What to do
Could you restate the data below word for word, without its pictures?

Items from an interface collection
───
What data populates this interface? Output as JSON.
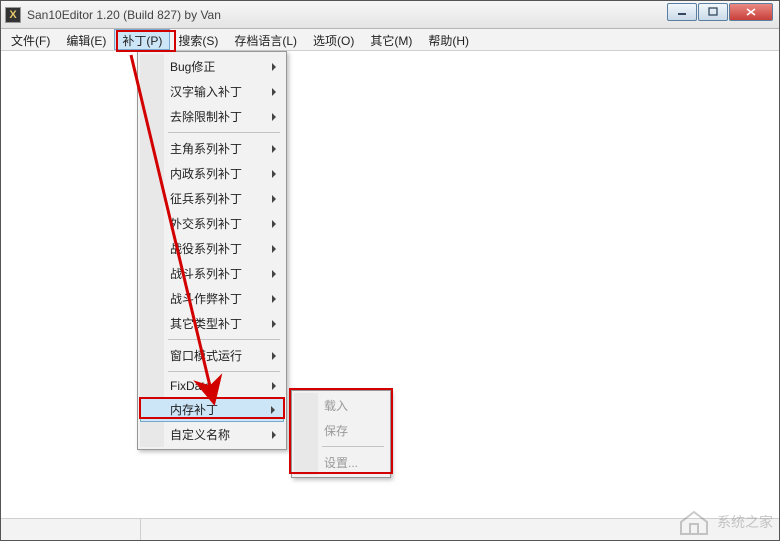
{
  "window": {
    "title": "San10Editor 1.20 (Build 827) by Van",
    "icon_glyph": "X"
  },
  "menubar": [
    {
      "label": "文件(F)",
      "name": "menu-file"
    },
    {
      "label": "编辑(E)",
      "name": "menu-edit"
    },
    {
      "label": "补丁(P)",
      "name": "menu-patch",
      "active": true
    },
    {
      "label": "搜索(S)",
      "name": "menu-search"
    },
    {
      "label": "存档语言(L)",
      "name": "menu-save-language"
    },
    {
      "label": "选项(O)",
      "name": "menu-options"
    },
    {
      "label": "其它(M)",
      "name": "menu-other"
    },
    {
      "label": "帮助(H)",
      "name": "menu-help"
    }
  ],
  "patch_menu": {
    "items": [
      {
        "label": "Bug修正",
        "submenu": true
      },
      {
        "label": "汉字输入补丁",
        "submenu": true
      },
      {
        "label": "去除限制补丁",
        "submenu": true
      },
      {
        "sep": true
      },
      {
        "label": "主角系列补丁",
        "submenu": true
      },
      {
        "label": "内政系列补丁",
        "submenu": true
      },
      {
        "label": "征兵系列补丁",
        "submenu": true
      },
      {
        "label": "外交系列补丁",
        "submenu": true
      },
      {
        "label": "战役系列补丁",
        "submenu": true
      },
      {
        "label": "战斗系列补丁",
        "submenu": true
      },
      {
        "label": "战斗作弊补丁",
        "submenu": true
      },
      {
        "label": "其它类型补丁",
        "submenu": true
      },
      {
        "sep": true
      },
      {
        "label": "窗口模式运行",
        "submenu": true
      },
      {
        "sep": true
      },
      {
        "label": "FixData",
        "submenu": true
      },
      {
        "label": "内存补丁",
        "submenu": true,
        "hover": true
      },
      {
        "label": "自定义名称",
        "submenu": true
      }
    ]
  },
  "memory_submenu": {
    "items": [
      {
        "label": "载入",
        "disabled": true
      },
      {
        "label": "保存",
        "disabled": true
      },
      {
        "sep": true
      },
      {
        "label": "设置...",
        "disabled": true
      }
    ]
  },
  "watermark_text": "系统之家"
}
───
Answer section
What data populates this interface? Output as JSON.
{
  "window": {
    "title": "San10Editor 1.20 (Build 827) by Van",
    "icon_glyph": "X"
  },
  "menubar": [
    {
      "label": "文件(F)",
      "name": "menu-file"
    },
    {
      "label": "编辑(E)",
      "name": "menu-edit"
    },
    {
      "label": "补丁(P)",
      "name": "menu-patch",
      "active": true
    },
    {
      "label": "搜索(S)",
      "name": "menu-search"
    },
    {
      "label": "存档语言(L)",
      "name": "menu-save-language"
    },
    {
      "label": "选项(O)",
      "name": "menu-options"
    },
    {
      "label": "其它(M)",
      "name": "menu-other"
    },
    {
      "label": "帮助(H)",
      "name": "menu-help"
    }
  ],
  "patch_menu": {
    "items": [
      {
        "label": "Bug修正",
        "submenu": true
      },
      {
        "label": "汉字输入补丁",
        "submenu": true
      },
      {
        "label": "去除限制补丁",
        "submenu": true
      },
      {
        "sep": true
      },
      {
        "label": "主角系列补丁",
        "submenu": true
      },
      {
        "label": "内政系列补丁",
        "submenu": true
      },
      {
        "label": "征兵系列补丁",
        "submenu": true
      },
      {
        "label": "外交系列补丁",
        "submenu": true
      },
      {
        "label": "战役系列补丁",
        "submenu": true
      },
      {
        "label": "战斗系列补丁",
        "submenu": true
      },
      {
        "label": "战斗作弊补丁",
        "submenu": true
      },
      {
        "label": "其它类型补丁",
        "submenu": true
      },
      {
        "sep": true
      },
      {
        "label": "窗口模式运行",
        "submenu": true
      },
      {
        "sep": true
      },
      {
        "label": "FixData",
        "submenu": true
      },
      {
        "label": "内存补丁",
        "submenu": true,
        "hover": true
      },
      {
        "label": "自定义名称",
        "submenu": true
      }
    ]
  },
  "memory_submenu": {
    "items": [
      {
        "label": "载入",
        "disabled": true
      },
      {
        "label": "保存",
        "disabled": true
      },
      {
        "sep": true
      },
      {
        "label": "设置...",
        "disabled": true
      }
    ]
  },
  "watermark_text": "系统之家"
}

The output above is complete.